Assigned task → When counting, include every line of the data that holds "허니서클", then state the total alone.

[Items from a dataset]

┄┄┄┄┄┄┄┄┄┄

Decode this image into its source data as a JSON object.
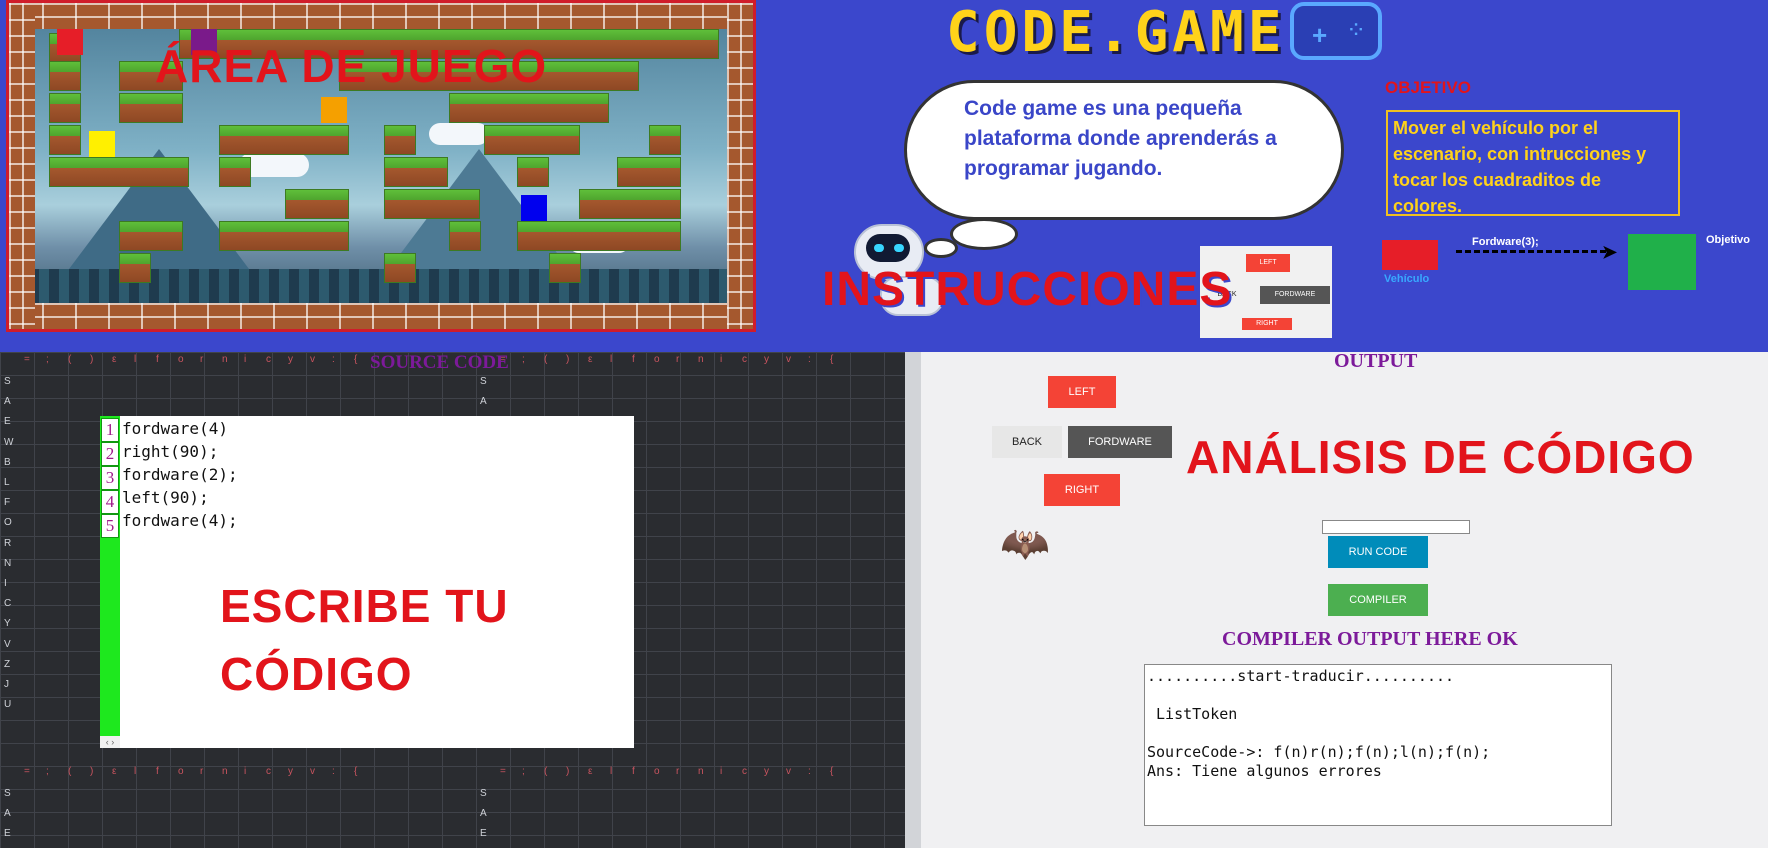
{
  "banner": {
    "game_area_title": "ÁREA DE JUEGO",
    "logo": "CODE.GAME",
    "bubble_text": "Code game es una pequeña plataforma donde aprenderás a programar jugando.",
    "objective_heading": "OBJETIVO",
    "objective_text": "Mover el vehículo por el escenario, con intrucciones y tocar los cuadraditos de colores.",
    "instructions_title": "INSTRUCCIONES",
    "mini_buttons": {
      "left": "LEFT",
      "back": "BACK",
      "forward": "FORDWARE",
      "right": "RIGHT"
    },
    "vehicle_label": "Vehículo",
    "forward_example": "Fordware(3);",
    "goal_label": "Objetivo",
    "colors": {
      "vehicle": "#e61e28",
      "goal": "#20b04a",
      "title_red": "#e2141b",
      "logo_yellow": "#ffd21a"
    }
  },
  "game": {
    "squares": [
      {
        "color": "#e61e28"
      },
      {
        "color": "#7a1a8a"
      },
      {
        "color": "#f5a000"
      },
      {
        "color": "#fff000"
      },
      {
        "color": "#0000ee"
      }
    ]
  },
  "editor": {
    "source_title": "SOURCE CODE",
    "line_numbers": [
      "1",
      "2",
      "3",
      "4",
      "5"
    ],
    "lines": [
      "fordware(4)",
      "right(90);",
      "fordware(2);",
      "left(90);",
      "fordware(4);"
    ],
    "write_title_1": "ESCRIBE TU",
    "write_title_2": "CÓDIGO",
    "grid_header": [
      "=",
      ";",
      "(",
      ")",
      "ε",
      "l",
      "f",
      "o",
      "r",
      "n",
      "i",
      "c",
      "y",
      "v",
      ":",
      "{"
    ],
    "grid_rows": [
      "S",
      "A",
      "E",
      "W",
      "B",
      "L",
      "F",
      "O",
      "R",
      "N",
      "I",
      "C",
      "Y",
      "V",
      "Z",
      "J",
      "U"
    ]
  },
  "output": {
    "title": "OUTPUT",
    "buttons": {
      "left": "LEFT",
      "back": "BACK",
      "forward": "FORDWARE",
      "right": "RIGHT",
      "run": "RUN CODE",
      "compiler": "COMPILER"
    },
    "analysis_title": "ANÁLISIS DE CÓDIGO",
    "compiler_title": "COMPILER OUTPUT HERE OK",
    "compiler_text": "..........start-traducir..........\n\n ListToken\n\nSourceCode->: f(n)r(n);f(n);l(n);f(n);\nAns: Tiene algunos errores"
  }
}
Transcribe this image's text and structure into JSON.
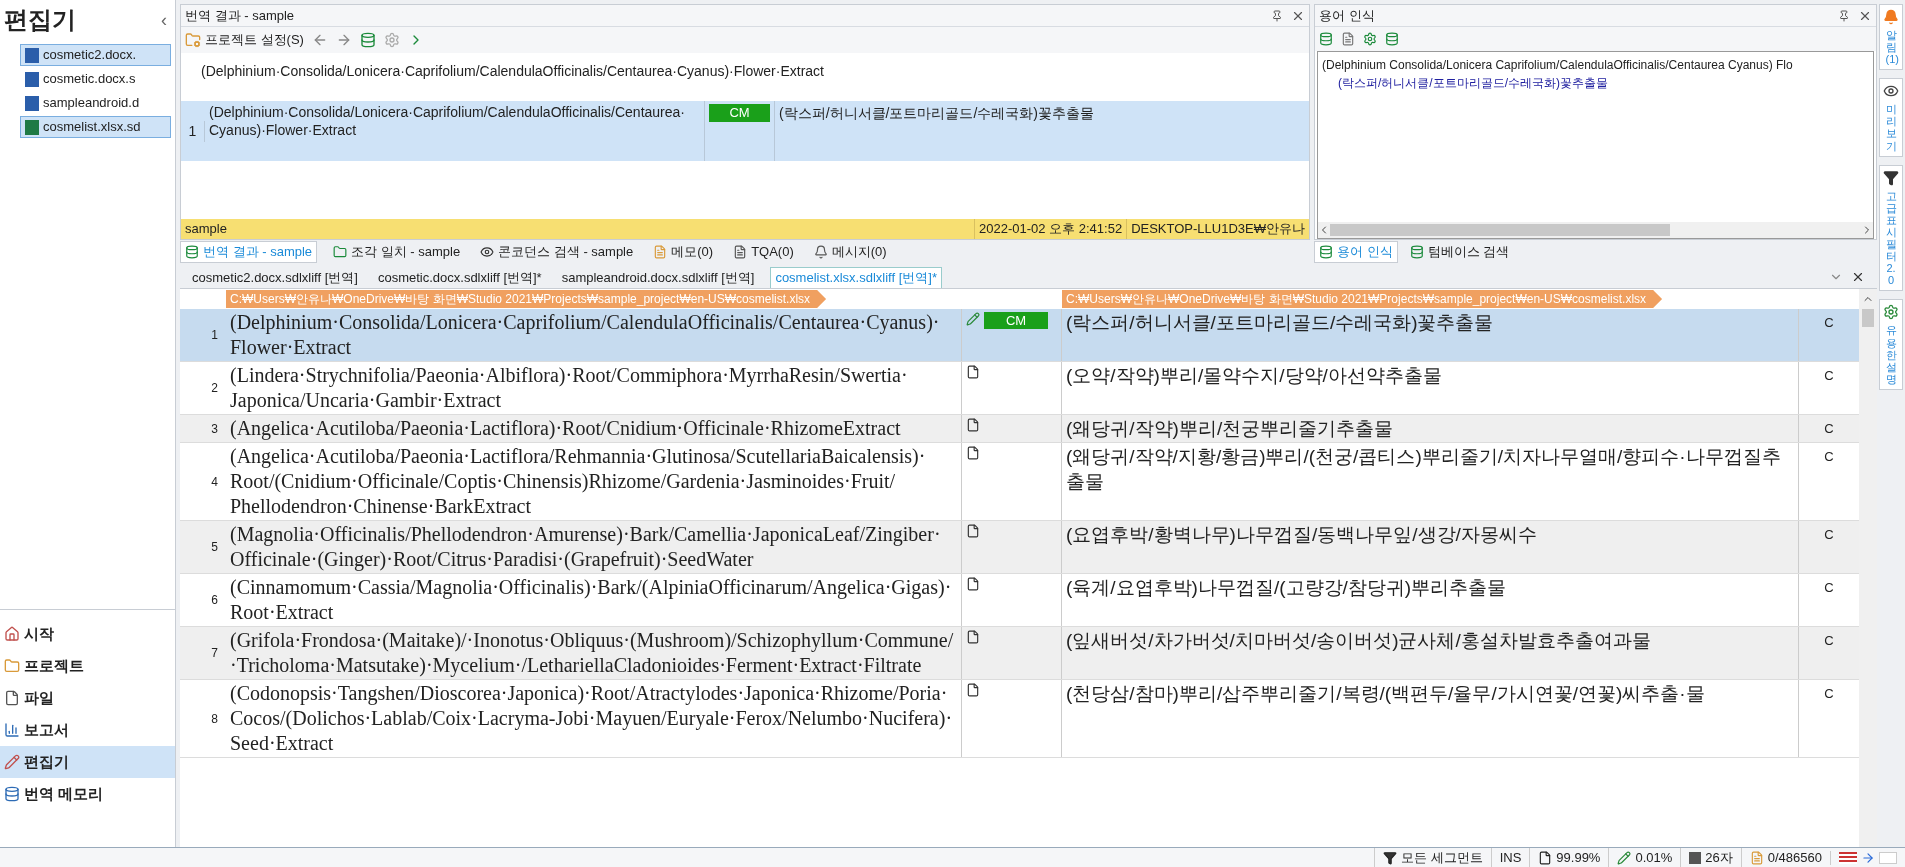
{
  "sidebar": {
    "title": "편집기",
    "collapse": "‹",
    "files": [
      {
        "name": "cosmetic2.docx.",
        "selected": true
      },
      {
        "name": "cosmetic.docx.s",
        "selected": false
      },
      {
        "name": "sampleandroid.d",
        "selected": false
      },
      {
        "name": "cosmelist.xlsx.sd",
        "selected": true
      }
    ],
    "nav": [
      {
        "label": "시작",
        "selected": false
      },
      {
        "label": "프로젝트",
        "selected": false
      },
      {
        "label": "파일",
        "selected": false
      },
      {
        "label": "보고서",
        "selected": false
      },
      {
        "label": "편집기",
        "selected": true
      },
      {
        "label": "번역 메모리",
        "selected": false
      }
    ]
  },
  "results_panel": {
    "title": "번역 결과 - sample",
    "toolbar_label": "프로젝트 설정(S)",
    "source": "(Delphinium·Consolida/Lonicera·Caprifolium/CalendulaOfficinalis/Centaurea·Cyanus)·Flower·Extract",
    "result": {
      "number": "1",
      "source": "(Delphinium·Consolida/Lonicera·Caprifolium/CalendulaOfficinalis/Centaurea·Cyanus)·Flower·Extract",
      "badge": "CM",
      "target": "(락스퍼/허니서클/포트마리골드/수레국화)꽃추출물"
    },
    "footer": {
      "name": "sample",
      "date": "2022-01-02 오후 2:41:52",
      "user": "DESKTOP-LLU1D3E₩안유나"
    }
  },
  "bottom_tabs": [
    {
      "label": "번역 결과 - sample",
      "selected": true
    },
    {
      "label": "조각 일치 - sample",
      "selected": false
    },
    {
      "label": "콘코던스 검색 - sample",
      "selected": false
    },
    {
      "label": "메모(0)",
      "selected": false
    },
    {
      "label": "TQA(0)",
      "selected": false
    },
    {
      "label": "메시지(0)",
      "selected": false
    }
  ],
  "term_panel": {
    "title": "용어 인식",
    "source": "(Delphinium Consolida/Lonicera Caprifolium/CalendulaOfficinalis/Centaurea Cyanus) Flo",
    "target": "(락스퍼/허니서클/포트마리골드/수레국화)꽃추출물",
    "tabs": [
      {
        "label": "용어 인식",
        "selected": true
      },
      {
        "label": "텀베이스 검색",
        "selected": false
      }
    ]
  },
  "doc_tabs": [
    {
      "label": "cosmetic2.docx.sdlxliff [번역]",
      "selected": false
    },
    {
      "label": "cosmetic.docx.sdlxliff [번역]*",
      "selected": false
    },
    {
      "label": "sampleandroid.docx.sdlxliff [번역]",
      "selected": false
    },
    {
      "label": "cosmelist.xlsx.sdlxliff [번역]*",
      "selected": true
    }
  ],
  "editor": {
    "source_path": "C:₩Users₩안유나₩OneDrive₩바탕 화면₩Studio 2021₩Projects₩sample_project₩en-US₩cosmelist.xlsx",
    "target_path": "C:₩Users₩안유나₩OneDrive₩바탕 화면₩Studio 2021₩Projects₩sample_project₩en-US₩cosmelist.xlsx",
    "rows": [
      {
        "number": "1",
        "selected": true,
        "source": "(Delphinium·Consolida/Lonicera·Caprifolium/CalendulaOfficinalis/Centaurea·Cyanus)·Flower·Extract",
        "status": {
          "kind": "match",
          "label": "CM"
        },
        "target": "(락스퍼/허니서클/포트마리골드/수레국화)꽃추출물",
        "column_5": "C"
      },
      {
        "number": "2",
        "selected": false,
        "source": "(Lindera·Strychnifolia/Paeonia·Albiflora)·Root/Commiphora·MyrrhaResin/Swertia·Japonica/Uncaria·Gambir·Extract",
        "status": {
          "kind": "empty"
        },
        "target": "(오약/작약)뿌리/몰약수지/당약/아선약추출물",
        "column_5": "C"
      },
      {
        "number": "3",
        "selected": false,
        "source": "(Angelica·Acutiloba/Paeonia·Lactiflora)·Root/Cnidium·Officinale·RhizomeExtract",
        "status": {
          "kind": "empty"
        },
        "target": "(왜당귀/작약)뿌리/천궁뿌리줄기추출물",
        "column_5": "C"
      },
      {
        "number": "4",
        "selected": false,
        "source": "(Angelica·Acutiloba/Paeonia·Lactiflora/Rehmannia·Glutinosa/ScutellariaBaicalensis)·Root/(Cnidium·Officinale/Coptis·Chinensis)Rhizome/Gardenia·Jasminoides·Fruit/Phellodendron·Chinense·BarkExtract",
        "status": {
          "kind": "empty"
        },
        "target": "(왜당귀/작약/지황/황금)뿌리/(천궁/콥티스)뿌리줄기/치자나무열매/향피수·나무껍질추출물",
        "column_5": "C"
      },
      {
        "number": "5",
        "selected": false,
        "source": "(Magnolia·Officinalis/Phellodendron·Amurense)·Bark/Camellia·JaponicaLeaf/Zingiber·Officinale·(Ginger)·Root/Citrus·Paradisi·(Grapefruit)·SeedWater",
        "status": {
          "kind": "empty"
        },
        "target": "(요엽후박/황벽나무)나무껍질/동백나무잎/생강/자몽씨수",
        "column_5": "C"
      },
      {
        "number": "6",
        "selected": false,
        "source": "(Cinnamomum·Cassia/Magnolia·Officinalis)·Bark/(AlpiniaOfficinarum/Angelica·Gigas)·Root·Extract",
        "status": {
          "kind": "empty"
        },
        "target": "(육계/요엽후박)나무껍질/(고량강/참당귀)뿌리추출물",
        "column_5": "C"
      },
      {
        "number": "7",
        "selected": false,
        "source": "(Grifola·Frondosa·(Maitake)/·Inonotus·Obliquus·(Mushroom)/Schizophyllum·Commune/·Tricholoma·Matsutake)·Mycelium·/LethariellaCladonioides·Ferment·Extract·Filtrate",
        "status": {
          "kind": "empty"
        },
        "target": "(잎새버섯/차가버섯/치마버섯/송이버섯)균사체/홍설차발효추출여과물",
        "column_5": "C"
      },
      {
        "number": "8",
        "selected": false,
        "source": "(Codonopsis·Tangshen/Dioscorea·Japonica)·Root/Atractylodes·Japonica·Rhizome/Poria·Cocos/(Dolichos·Lablab/Coix·Lacryma-Jobi·Mayuen/Euryale·Ferox/Nelumbo·Nucifera)·Seed·Extract",
        "status": {
          "kind": "empty"
        },
        "target": "(천당삼/참마)뿌리/삽주뿌리줄기/복령/(백편두/율무/가시연꽃/연꽃)씨추출·물",
        "column_5": "C"
      }
    ]
  },
  "right_bar": [
    {
      "label": "알림 (1)"
    },
    {
      "label": "미리 보기"
    },
    {
      "label": "고급 표시 필터 2.0"
    },
    {
      "label": "유용한 설명"
    }
  ],
  "status_bar": {
    "filter": "모든 세그먼트",
    "mode": "INS",
    "percent_1": "99.99%",
    "percent_2": "0.01%",
    "chars": "26자",
    "count": "0/486560"
  }
}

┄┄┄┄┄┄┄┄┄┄

Task answer → 3